Underwater Christmas at Rainbow Springs: Rainbow Springs, Florida (1953)
Underwater Christmas at Rainbow Springs: Rainbow Springs, Florida (1953)

Image Number: SL3187h

Florida Distinction

According to historian Ken Breslauer, Florida's roadside attractions are unique and have a "distinct personality" in comparison to the diners, gas stations, hotels, and amusement parks that people usually associate with the term. A major feature of the roadside attractions in Florida is their use of the state's natural resources to generate a profit. [1] From springs to rivers to wildlife, many entrepreneurs saw profit in Florida's natural surroundings. Florida's roadside attractions are also located near major highways, such as US 1, US 27, and US 41. When tourists started arriving in Florida in droves by the late 1920s, they often travelled along these highways and saw the unique signs and advertisements for the attractions. [2]

The development of Florida's tourism industry coincided with the era of "Jim Crow" and institutionalized racism in the South. As such, the amenities and services offered at Florida roadside attractions, from guided tours and local "storytellers" to porters, drivers, and housecleaners, were often made available through the labor of African-Americans. The exhibit includes images that illustrate the contributions of African-Americans to Florida's early tourist attractions; however, the contexts for some of these examples would be considered exploitive today.

This exhibit showcases images of just a few of the many different roadside attractions in Florida. From springs to gardens to animal attractions, these roadside attractions have become an integral part in creating Florida's unique heritage.

[1] Ken Breslauer, Roadside Paradise: the Golden Age of Florida's Tourist Attractions: 1929-1971 (St. Petersburg, Florida: RetroFlorida, 2000).

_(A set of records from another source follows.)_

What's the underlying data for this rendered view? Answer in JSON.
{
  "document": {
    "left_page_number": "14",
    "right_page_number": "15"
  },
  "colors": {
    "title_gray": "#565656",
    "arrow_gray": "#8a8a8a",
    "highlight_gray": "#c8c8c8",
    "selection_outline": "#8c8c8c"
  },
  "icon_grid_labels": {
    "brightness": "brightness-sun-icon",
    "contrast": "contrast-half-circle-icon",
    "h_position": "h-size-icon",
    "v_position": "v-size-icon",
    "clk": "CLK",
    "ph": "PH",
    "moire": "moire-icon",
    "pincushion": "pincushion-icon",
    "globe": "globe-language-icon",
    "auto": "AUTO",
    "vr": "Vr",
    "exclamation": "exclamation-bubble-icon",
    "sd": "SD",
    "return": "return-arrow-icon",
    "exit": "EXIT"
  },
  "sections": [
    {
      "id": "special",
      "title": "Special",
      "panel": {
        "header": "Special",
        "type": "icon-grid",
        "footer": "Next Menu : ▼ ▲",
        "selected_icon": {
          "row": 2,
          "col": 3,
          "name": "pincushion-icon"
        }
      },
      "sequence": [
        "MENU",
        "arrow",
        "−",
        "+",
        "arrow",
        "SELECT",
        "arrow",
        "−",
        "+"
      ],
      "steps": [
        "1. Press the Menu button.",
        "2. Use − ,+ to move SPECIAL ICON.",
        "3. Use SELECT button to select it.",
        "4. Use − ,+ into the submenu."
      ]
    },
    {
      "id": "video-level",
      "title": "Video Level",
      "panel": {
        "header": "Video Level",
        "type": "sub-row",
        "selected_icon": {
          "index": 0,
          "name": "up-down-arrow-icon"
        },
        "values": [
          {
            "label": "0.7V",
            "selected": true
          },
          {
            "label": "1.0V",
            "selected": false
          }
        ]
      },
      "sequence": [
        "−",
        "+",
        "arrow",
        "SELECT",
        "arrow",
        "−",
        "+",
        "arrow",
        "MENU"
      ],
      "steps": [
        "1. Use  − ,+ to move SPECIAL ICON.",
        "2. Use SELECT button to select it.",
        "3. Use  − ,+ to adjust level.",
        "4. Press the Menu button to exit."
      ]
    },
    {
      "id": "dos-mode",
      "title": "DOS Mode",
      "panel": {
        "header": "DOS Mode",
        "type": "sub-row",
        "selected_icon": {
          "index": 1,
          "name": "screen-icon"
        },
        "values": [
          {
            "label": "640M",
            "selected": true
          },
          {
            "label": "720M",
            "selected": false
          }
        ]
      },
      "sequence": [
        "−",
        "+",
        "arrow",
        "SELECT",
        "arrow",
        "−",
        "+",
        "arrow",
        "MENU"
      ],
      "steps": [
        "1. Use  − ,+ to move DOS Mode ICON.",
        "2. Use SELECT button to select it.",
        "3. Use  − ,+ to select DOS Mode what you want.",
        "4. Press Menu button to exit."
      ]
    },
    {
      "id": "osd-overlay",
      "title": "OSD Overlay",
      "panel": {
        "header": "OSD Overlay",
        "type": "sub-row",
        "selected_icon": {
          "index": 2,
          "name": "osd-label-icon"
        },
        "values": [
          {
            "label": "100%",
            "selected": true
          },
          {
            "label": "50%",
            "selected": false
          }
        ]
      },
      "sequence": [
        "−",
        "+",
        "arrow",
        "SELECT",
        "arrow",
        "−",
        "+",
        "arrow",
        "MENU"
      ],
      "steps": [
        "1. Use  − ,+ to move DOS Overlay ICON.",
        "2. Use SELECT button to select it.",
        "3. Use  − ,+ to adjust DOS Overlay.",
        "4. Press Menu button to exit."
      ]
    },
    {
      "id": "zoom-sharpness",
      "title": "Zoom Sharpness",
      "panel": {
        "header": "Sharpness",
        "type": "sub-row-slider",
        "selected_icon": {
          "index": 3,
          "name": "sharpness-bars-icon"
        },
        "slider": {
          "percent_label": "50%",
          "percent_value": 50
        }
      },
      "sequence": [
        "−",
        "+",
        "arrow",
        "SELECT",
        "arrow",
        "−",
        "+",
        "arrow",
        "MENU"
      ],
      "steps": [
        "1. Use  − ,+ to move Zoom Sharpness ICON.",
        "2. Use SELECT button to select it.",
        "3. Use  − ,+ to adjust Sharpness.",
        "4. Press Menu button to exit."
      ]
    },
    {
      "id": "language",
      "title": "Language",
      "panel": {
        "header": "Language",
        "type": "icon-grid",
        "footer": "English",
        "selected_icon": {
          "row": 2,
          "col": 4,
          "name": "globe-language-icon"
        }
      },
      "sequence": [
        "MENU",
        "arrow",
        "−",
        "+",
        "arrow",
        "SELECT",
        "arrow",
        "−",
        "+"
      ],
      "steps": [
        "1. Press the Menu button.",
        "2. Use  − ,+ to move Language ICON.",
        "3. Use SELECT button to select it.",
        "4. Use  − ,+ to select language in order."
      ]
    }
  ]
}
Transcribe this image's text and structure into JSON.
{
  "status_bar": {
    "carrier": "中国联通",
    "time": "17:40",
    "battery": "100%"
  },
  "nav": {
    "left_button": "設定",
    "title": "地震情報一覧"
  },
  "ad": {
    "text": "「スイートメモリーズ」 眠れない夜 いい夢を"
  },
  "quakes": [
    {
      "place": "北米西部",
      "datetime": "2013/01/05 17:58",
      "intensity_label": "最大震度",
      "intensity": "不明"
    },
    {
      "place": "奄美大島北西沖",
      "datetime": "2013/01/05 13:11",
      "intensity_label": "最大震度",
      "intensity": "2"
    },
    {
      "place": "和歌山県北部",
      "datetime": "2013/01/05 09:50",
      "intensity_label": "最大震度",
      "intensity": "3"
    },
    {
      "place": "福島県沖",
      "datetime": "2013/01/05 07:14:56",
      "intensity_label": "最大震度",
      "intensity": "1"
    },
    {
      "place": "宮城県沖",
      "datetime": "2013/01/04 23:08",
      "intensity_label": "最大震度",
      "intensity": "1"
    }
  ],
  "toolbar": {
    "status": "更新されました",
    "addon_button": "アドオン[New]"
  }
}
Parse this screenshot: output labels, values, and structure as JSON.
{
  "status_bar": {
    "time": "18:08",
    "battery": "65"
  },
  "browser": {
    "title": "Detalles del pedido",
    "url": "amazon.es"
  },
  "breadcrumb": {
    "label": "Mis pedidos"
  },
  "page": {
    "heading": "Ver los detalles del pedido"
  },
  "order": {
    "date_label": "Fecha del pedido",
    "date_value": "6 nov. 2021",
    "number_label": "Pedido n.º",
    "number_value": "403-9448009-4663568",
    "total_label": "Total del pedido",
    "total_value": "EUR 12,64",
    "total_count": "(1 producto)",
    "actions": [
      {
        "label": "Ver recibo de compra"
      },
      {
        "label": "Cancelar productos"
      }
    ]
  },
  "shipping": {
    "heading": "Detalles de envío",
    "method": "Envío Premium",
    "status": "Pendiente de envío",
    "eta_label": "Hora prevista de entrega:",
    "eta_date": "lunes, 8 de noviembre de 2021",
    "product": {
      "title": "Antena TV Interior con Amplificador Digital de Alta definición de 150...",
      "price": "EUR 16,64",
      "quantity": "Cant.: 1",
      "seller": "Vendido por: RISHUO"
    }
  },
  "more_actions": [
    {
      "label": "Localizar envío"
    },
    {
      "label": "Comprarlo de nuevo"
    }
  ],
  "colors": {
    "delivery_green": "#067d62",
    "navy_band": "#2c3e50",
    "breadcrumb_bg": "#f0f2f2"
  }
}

[2] Margot Ammidown, "Edens, Underworlds, and Shrines: Florida's Smallest Tourist Attractions," The Journal of Decorative and Propaganda Arts, 23, Florida Theme Issue, 1998, p. 239-259.